Francesco Maglia makes some of the finest umbrellas in the world. Indeed, it might make most of the fine umbrellas, given how many it makes for other brands as well as for itself.
Yet (as is often the way with luxury menswear) the workshop is pretty anonymous. Located on a side street in the Milanese suburbs, in a basement with a short car ramp leading down to the entrance.
There is no name on the door, merely an umbrella poster. Inside, more posters decorate one wall, showing adverts that umbrella companies have used over the years. A good number of them seem to think posing a scantily clad woman with the umbrella is the best way to get attention.
Turn left, and you’re into the workshop proper: a central section with finished umbrellas waiting to be shipped, and three workshops leading off it – one for the mechanical side of production, one for cutting fabric, and one sewing that fabric onto the frame.

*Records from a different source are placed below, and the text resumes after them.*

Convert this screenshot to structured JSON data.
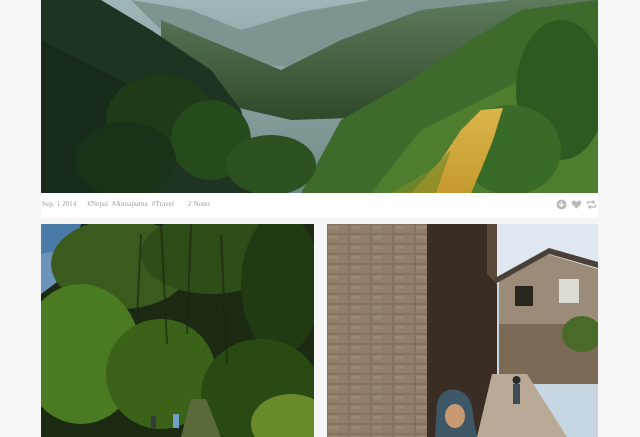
{
  "post": {
    "date": "Sep. 1 2014",
    "tags": [
      "#Nepal",
      "#Annapurna",
      "#Travel"
    ],
    "notes": "2 Notes"
  },
  "icons": {
    "download": "download-icon",
    "like": "heart-icon",
    "reblog": "reblog-icon"
  },
  "colors": {
    "meta_text": "#9a9a9a",
    "icon_gray": "#b8b8b8",
    "background": "#f6f6f6"
  }
}
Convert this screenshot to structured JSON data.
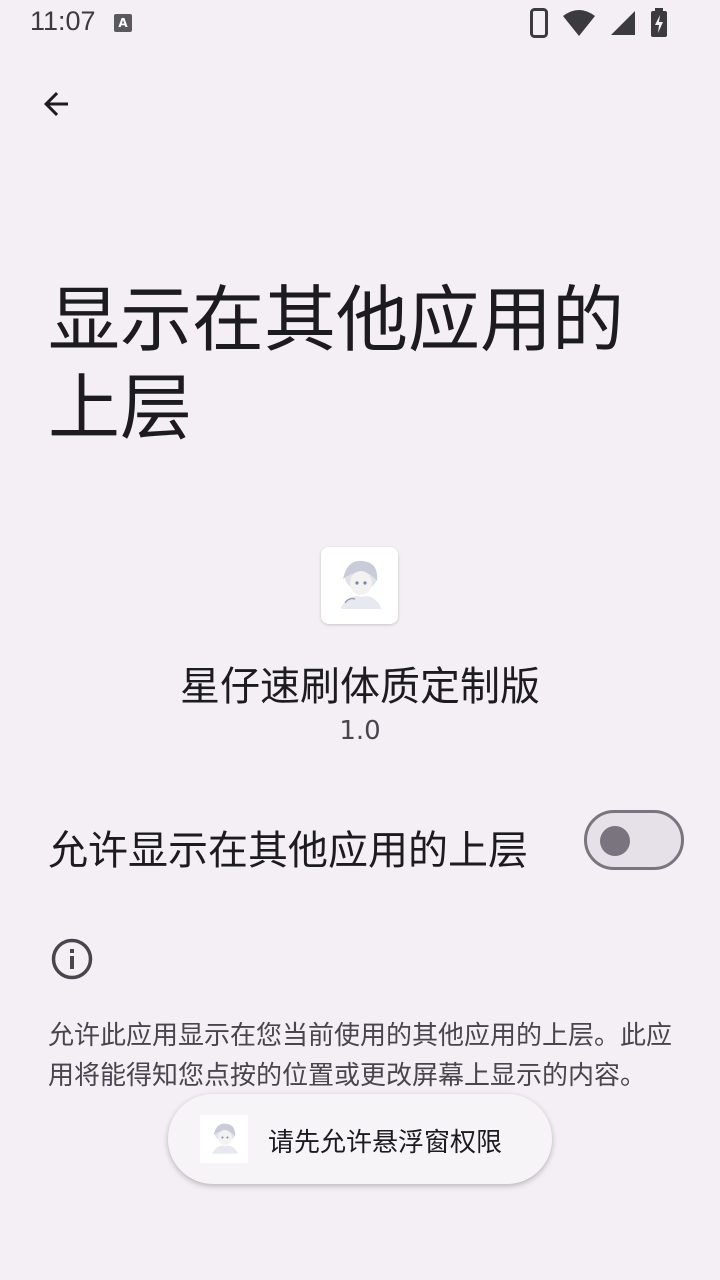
{
  "status_bar": {
    "time": "11:07",
    "notification_icon": "a-icon",
    "icons": [
      "phone-icon",
      "wifi-icon",
      "signal-icon",
      "battery-charging-icon"
    ]
  },
  "toolbar": {
    "back_icon": "arrow-back-icon"
  },
  "page": {
    "title": "显示在其他应用的上层"
  },
  "app": {
    "icon": "app-avatar-icon",
    "name": "星仔速刷体质定制版",
    "version": "1.0"
  },
  "permission": {
    "label": "允许显示在其他应用的上层",
    "enabled": false
  },
  "info": {
    "icon": "info-icon",
    "description": "允许此应用显示在您当前使用的其他应用的上层。此应用将能得知您点按的位置或更改屏幕上显示的内容。"
  },
  "toast": {
    "icon": "app-avatar-icon",
    "message": "请先允许悬浮窗权限"
  },
  "colors": {
    "background": "#f4eff4",
    "text_primary": "#1c1b1f",
    "text_secondary": "#49454f",
    "toggle_outline": "#79747e",
    "toggle_track": "#e6e0e9"
  }
}
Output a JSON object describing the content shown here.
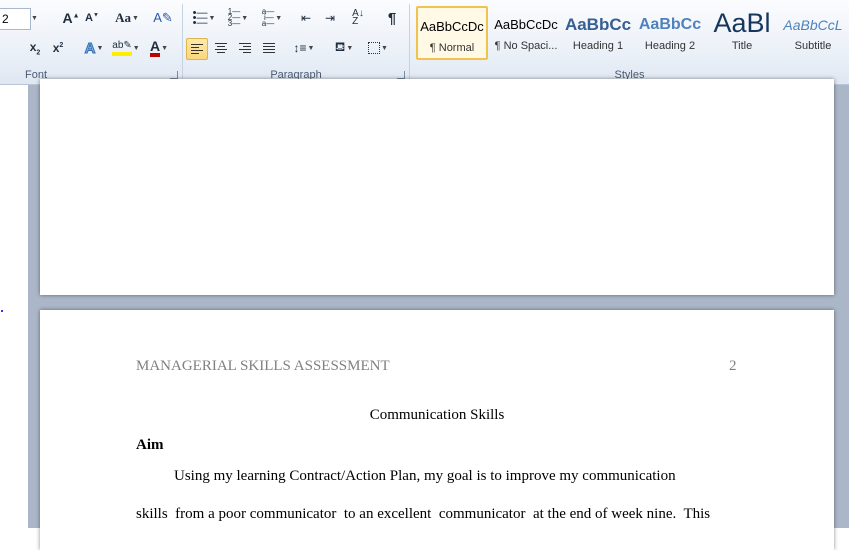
{
  "ribbon": {
    "font_group": {
      "label": "Font",
      "size_value": "2"
    },
    "paragraph_group": {
      "label": "Paragraph"
    },
    "styles_group": {
      "label": "Styles",
      "items": [
        {
          "sample": "AaBbCcDc",
          "name": "¶ Normal",
          "selected": true
        },
        {
          "sample": "AaBbCcDc",
          "name": "¶ No Spaci...",
          "selected": false
        },
        {
          "sample": "AaBbCc",
          "name": "Heading 1",
          "selected": false
        },
        {
          "sample": "AaBbCc",
          "name": "Heading 2",
          "selected": false
        },
        {
          "sample": "AaBl",
          "name": "Title",
          "selected": false
        },
        {
          "sample": "AaBbCcL",
          "name": "Subtitle",
          "selected": false
        }
      ]
    }
  },
  "document": {
    "page2": {
      "header_left": "MANAGERIAL SKILLS ASSESSMENT",
      "page_number": "2",
      "title": "Communication Skills",
      "heading": "Aim",
      "para_line1": "Using my learning Contract/Action Plan, my goal is to improve my communication",
      "para_line2": "skills  from a poor communicator  to an excellent  communicator  at the end of week nine.  This"
    }
  },
  "colors": {
    "doc_background": "#abb7c8",
    "heading_blue": "#17365d",
    "accent_highlight": "#fbd77c",
    "font_color_red": "#c00000"
  }
}
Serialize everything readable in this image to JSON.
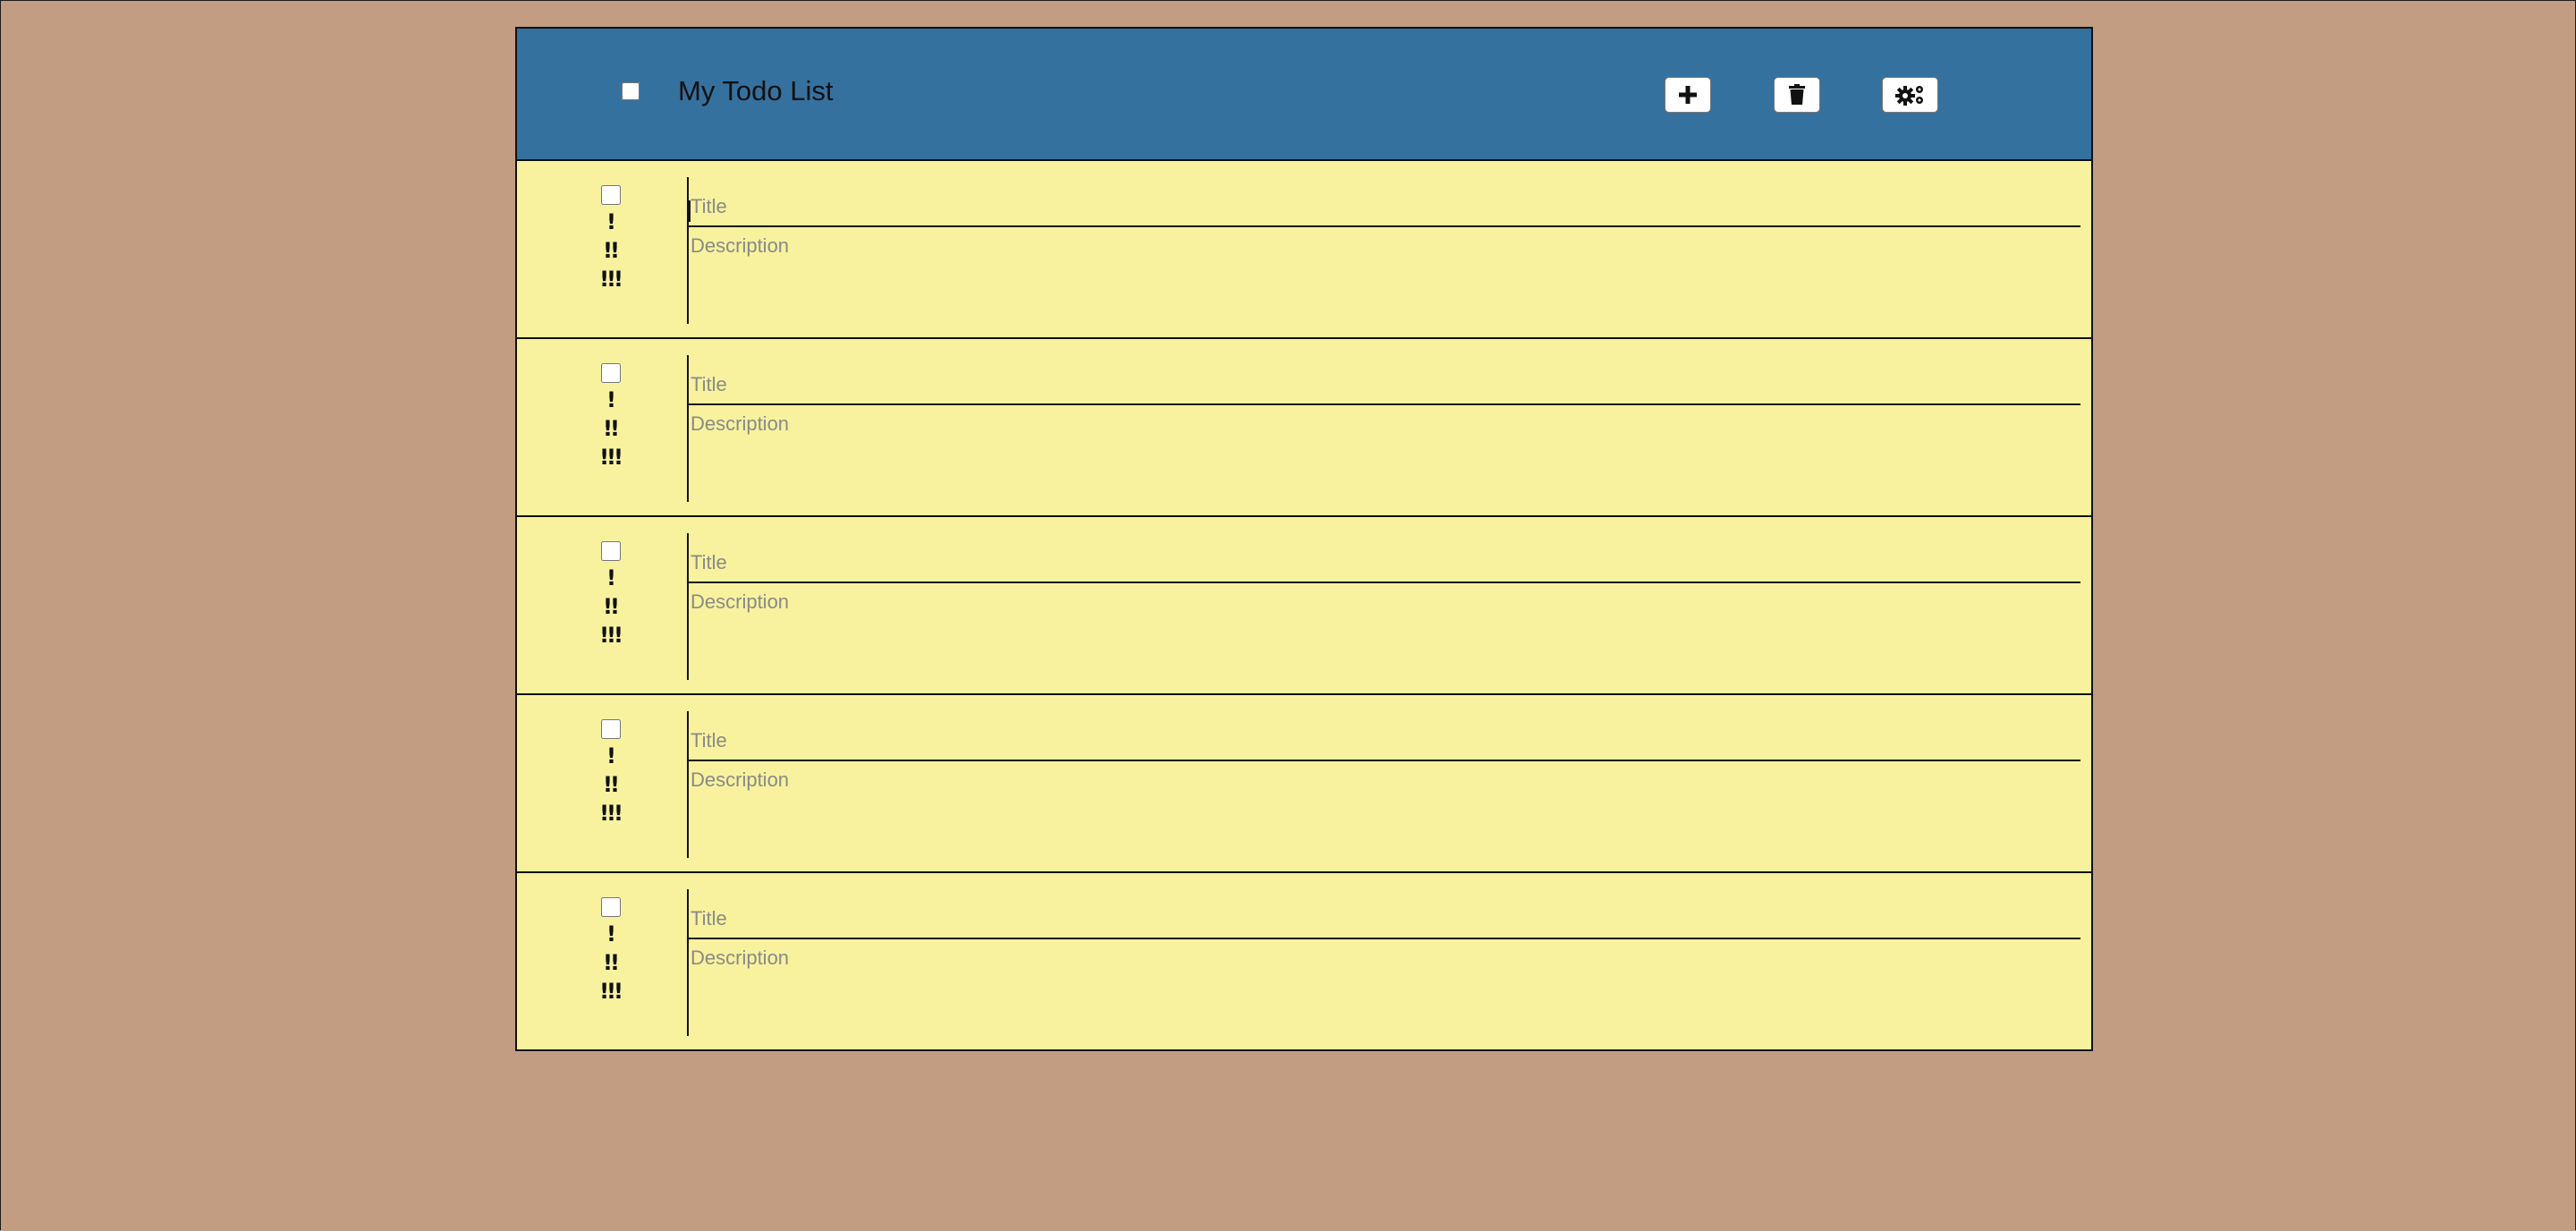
{
  "header": {
    "title": "My Todo List",
    "add_icon": "plus-icon",
    "delete_icon": "trash-icon",
    "settings_icon": "gears-icon"
  },
  "todos": [
    {
      "title": "",
      "title_placeholder": "Title",
      "description": "",
      "description_placeholder": "Description",
      "done": false,
      "focused": true
    },
    {
      "title": "",
      "title_placeholder": "Title",
      "description": "",
      "description_placeholder": "Description",
      "done": false
    },
    {
      "title": "",
      "title_placeholder": "Title",
      "description": "",
      "description_placeholder": "Description",
      "done": false
    },
    {
      "title": "",
      "title_placeholder": "Title",
      "description": "",
      "description_placeholder": "Description",
      "done": false
    },
    {
      "title": "",
      "title_placeholder": "Title",
      "description": "",
      "description_placeholder": "Description",
      "done": false
    }
  ],
  "priority_labels": [
    "!",
    "!!",
    "!!!"
  ],
  "colors": {
    "page_background": "#c39d82",
    "header_background": "#35719f",
    "item_background": "#f8f29f",
    "border": "#111111",
    "placeholder": "#8a8a86"
  }
}
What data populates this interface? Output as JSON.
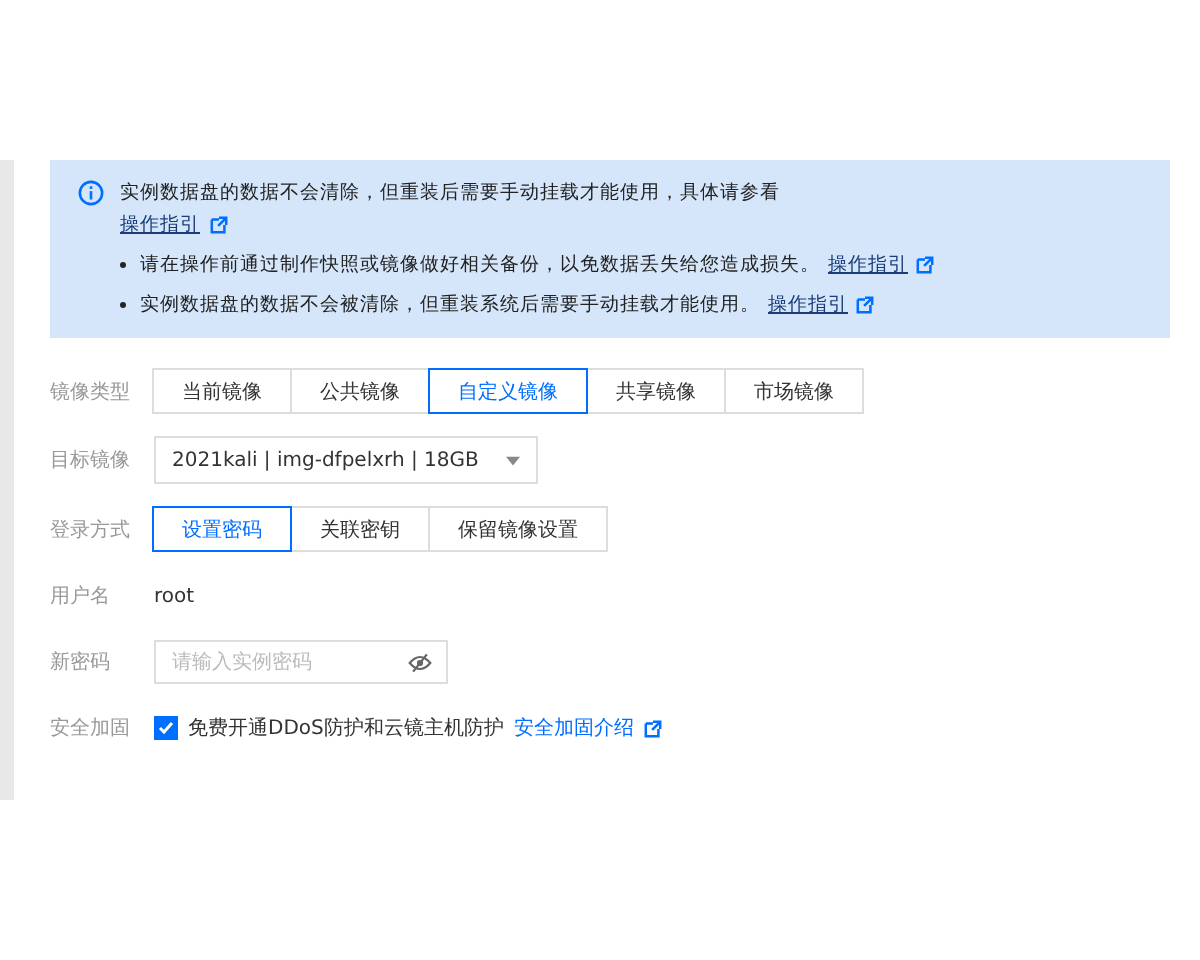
{
  "notice": {
    "headline": "实例数据盘的数据不会清除，但重装后需要手动挂载才能使用，具体请参看",
    "headline_link": "操作指引",
    "bullets": [
      {
        "text": "请在操作前通过制作快照或镜像做好相关备份，以免数据丢失给您造成损失。",
        "link": "操作指引"
      },
      {
        "text": "实例数据盘的数据不会被清除，但重装系统后需要手动挂载才能使用。",
        "link": "操作指引"
      }
    ]
  },
  "image_type": {
    "label": "镜像类型",
    "options": [
      {
        "label": "当前镜像",
        "selected": false
      },
      {
        "label": "公共镜像",
        "selected": false
      },
      {
        "label": "自定义镜像",
        "selected": true
      },
      {
        "label": "共享镜像",
        "selected": false
      },
      {
        "label": "市场镜像",
        "selected": false
      }
    ]
  },
  "target_image": {
    "label": "目标镜像",
    "value": "2021kali | img-dfpelxrh | 18GB"
  },
  "login_method": {
    "label": "登录方式",
    "options": [
      {
        "label": "设置密码",
        "selected": true
      },
      {
        "label": "关联密钥",
        "selected": false
      },
      {
        "label": "保留镜像设置",
        "selected": false
      }
    ]
  },
  "username": {
    "label": "用户名",
    "value": "root"
  },
  "new_password": {
    "label": "新密码",
    "placeholder": "请输入实例密码"
  },
  "security": {
    "label": "安全加固",
    "checked": true,
    "text": "免费开通DDoS防护和云镜主机防护",
    "link": "安全加固介绍"
  }
}
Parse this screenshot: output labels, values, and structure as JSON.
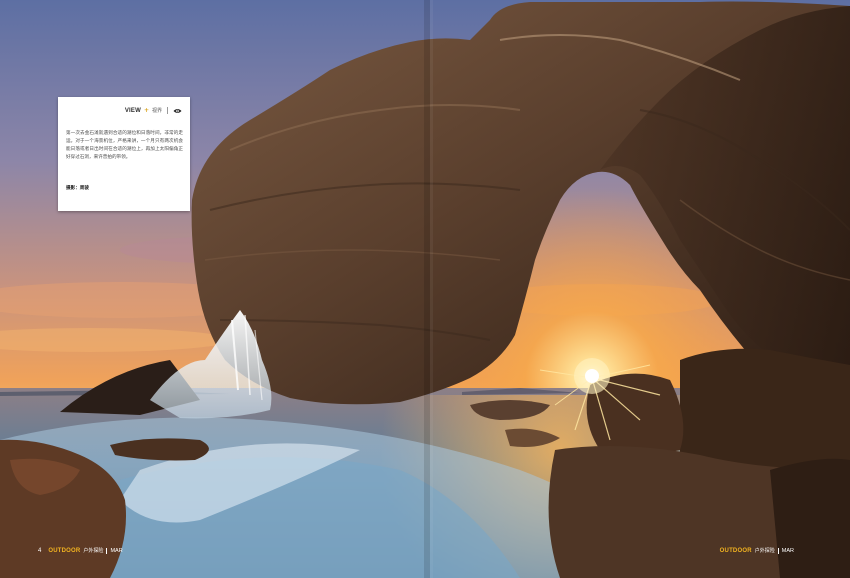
{
  "caption": {
    "view_word": "VIEW",
    "view_plus": "+",
    "view_cn": "视界",
    "body": "第一次去金石滩就遇到合适的潮位和日落时间，非常的走运。对于一个海景机位，严格来讲，一个月只有两次机会能日落或者日出时间在合适的潮位上，再加上太阳偏角正好穿过石洞，来许曾拍的带领。",
    "credit": "摄影：周骏"
  },
  "footer_left": {
    "page_number": "4",
    "brand": "OUTDOOR",
    "brand_cn": "户外探险",
    "month": "MAR"
  },
  "footer_right": {
    "brand": "OUTDOOR",
    "brand_cn": "户外探险",
    "month": "MAR"
  },
  "colors": {
    "accent": "#f2b320",
    "card_bg": "#ffffff",
    "sun": "#fff3c0"
  },
  "icons": {
    "view": "eye-icon"
  }
}
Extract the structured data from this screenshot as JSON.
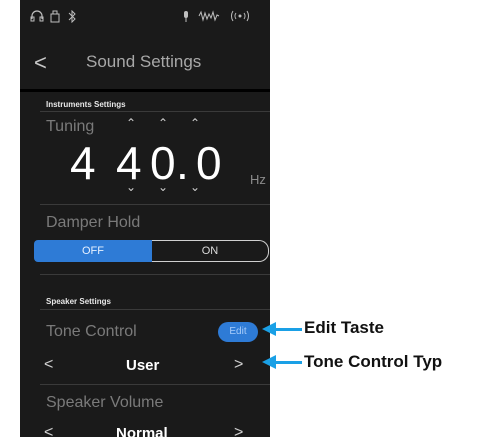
{
  "status_bar": {
    "headphones_icon": "headphones-icon",
    "usb_icon": "usb-icon",
    "bluetooth_icon": "bluetooth-icon",
    "mic_icon": "mic-icon",
    "waveform_icon": "waveform-icon",
    "wireless_icon": "wireless-icon"
  },
  "header": {
    "back_label": "<",
    "title": "Sound Settings"
  },
  "instruments_settings": {
    "section_label": "Instruments Settings",
    "tuning": {
      "label": "Tuning",
      "digits": [
        "4",
        "4",
        "0",
        ".",
        "0"
      ],
      "unit": "Hz"
    },
    "damper_hold": {
      "label": "Damper Hold",
      "off_label": "OFF",
      "on_label": "ON",
      "selected": "OFF"
    }
  },
  "speaker_settings": {
    "section_label": "Speaker Settings",
    "tone_control": {
      "label": "Tone Control",
      "edit_label": "Edit",
      "prev_label": "<",
      "next_label": ">",
      "value": "User"
    },
    "speaker_volume": {
      "label": "Speaker Volume",
      "prev_label": "<",
      "next_label": ">",
      "value": "Normal"
    }
  },
  "callouts": {
    "edit": "Edit Taste",
    "type": "Tone Control Typ"
  },
  "colors": {
    "accent": "#2e7bd6",
    "callout": "#1aa0e6",
    "background": "#1a1a1a"
  }
}
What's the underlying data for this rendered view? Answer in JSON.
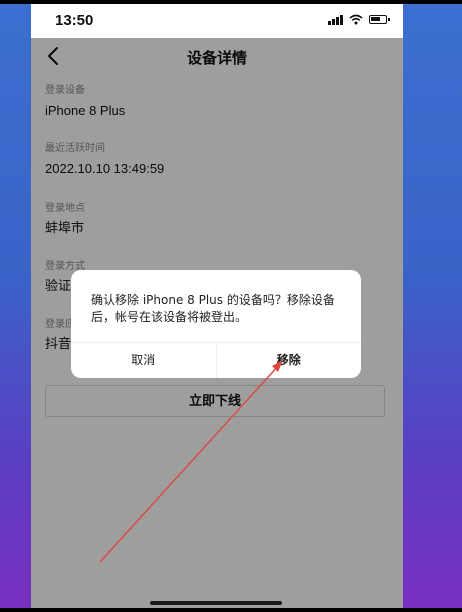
{
  "status_bar": {
    "time": "13:50"
  },
  "nav": {
    "title": "设备详情"
  },
  "fields": [
    {
      "label": "登录设备",
      "value": "iPhone 8 Plus"
    },
    {
      "label": "最近活跃时间",
      "value": "2022.10.10 13:49:59"
    },
    {
      "label": "登录地点",
      "value": "蚌埠市"
    },
    {
      "label": "登录方式",
      "value": "验证码登录"
    },
    {
      "label": "登录应用",
      "value": "抖音"
    }
  ],
  "offline_button": {
    "label": "立即下线"
  },
  "dialog": {
    "message": "确认移除 iPhone 8 Plus 的设备吗？移除设备后，帐号在该设备将被登出。",
    "cancel_label": "取消",
    "confirm_label": "移除"
  },
  "colors": {
    "annotation_arrow": "#e0463a",
    "background_top": "#3b6fd0",
    "background_bottom": "#7a2fc0"
  },
  "icons": {
    "back": "chevron-left-icon",
    "signal": "cellular-signal-icon",
    "wifi": "wifi-icon",
    "battery": "battery-icon"
  }
}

There is also a small showroom at the back, and this contains perhaps the most extraordinary object in the place: a huge, red iron safe.
This safe was the only thing that survived when the previous factory was bombed in 1942. Everything else was destroyed, and as a result there are few documents charting the history of the company – which goes back to 1854.
One exception is the document shown below: a letter that was found by a small Genoa stockist a few years ago. It was apparently sent in 1863, and expresses surprise that they ever stopped selling Maglia – a mistake they want to correct immediately.
Maglia was in the same location, too, from 1876 to 2003, in central Milan. It was only the growth of the city, and parking restrictions that made shipping and commuting increasingly difficult, that forced the move to the current location.